The C-reactive protein (CRP) is often used to detect or monitor significant inflammation in an individual who is suspected of having an acute inflammatory condition from (a bacterial infection such as sepsis, or a fungal infection, pelvic inflammatory disease, arthritis and/or autoimmune diseases, etc).  The test is also performed routinely after surgery in order to identify any post-surgery infection.


A CRP (or a high sensitivity CRP) test may sometimes be ordered along with an ESR, and depending upon the suspected illness a number of other tests may also be performed to identify the source of the inflammation.  Both the CRP and ESR tests give similar information about the presence of inflammation, however CRP appears and disappears sooner than changes in the ESR.  For instance your CRP will fall to normal if your arthritis flare-up has been treated successfully, but your ESR may still be elevated for longer.

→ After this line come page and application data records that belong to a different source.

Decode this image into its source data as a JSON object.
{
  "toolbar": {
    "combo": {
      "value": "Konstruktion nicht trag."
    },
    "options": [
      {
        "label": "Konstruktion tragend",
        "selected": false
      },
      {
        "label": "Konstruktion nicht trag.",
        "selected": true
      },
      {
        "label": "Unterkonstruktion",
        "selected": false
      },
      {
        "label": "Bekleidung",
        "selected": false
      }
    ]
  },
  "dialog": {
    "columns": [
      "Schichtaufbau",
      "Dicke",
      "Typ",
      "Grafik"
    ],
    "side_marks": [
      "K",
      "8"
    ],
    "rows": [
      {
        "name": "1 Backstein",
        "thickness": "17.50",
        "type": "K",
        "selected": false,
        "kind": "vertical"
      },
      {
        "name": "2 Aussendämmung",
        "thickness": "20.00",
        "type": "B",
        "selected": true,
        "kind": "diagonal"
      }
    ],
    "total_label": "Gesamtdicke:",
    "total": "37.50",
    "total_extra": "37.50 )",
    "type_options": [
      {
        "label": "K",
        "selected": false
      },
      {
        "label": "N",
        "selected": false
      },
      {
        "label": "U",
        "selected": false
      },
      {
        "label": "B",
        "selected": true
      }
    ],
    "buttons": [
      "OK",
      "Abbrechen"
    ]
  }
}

Sometimes a high-sensitivity C-reactive protein test is performed to assess your risk of heart disease.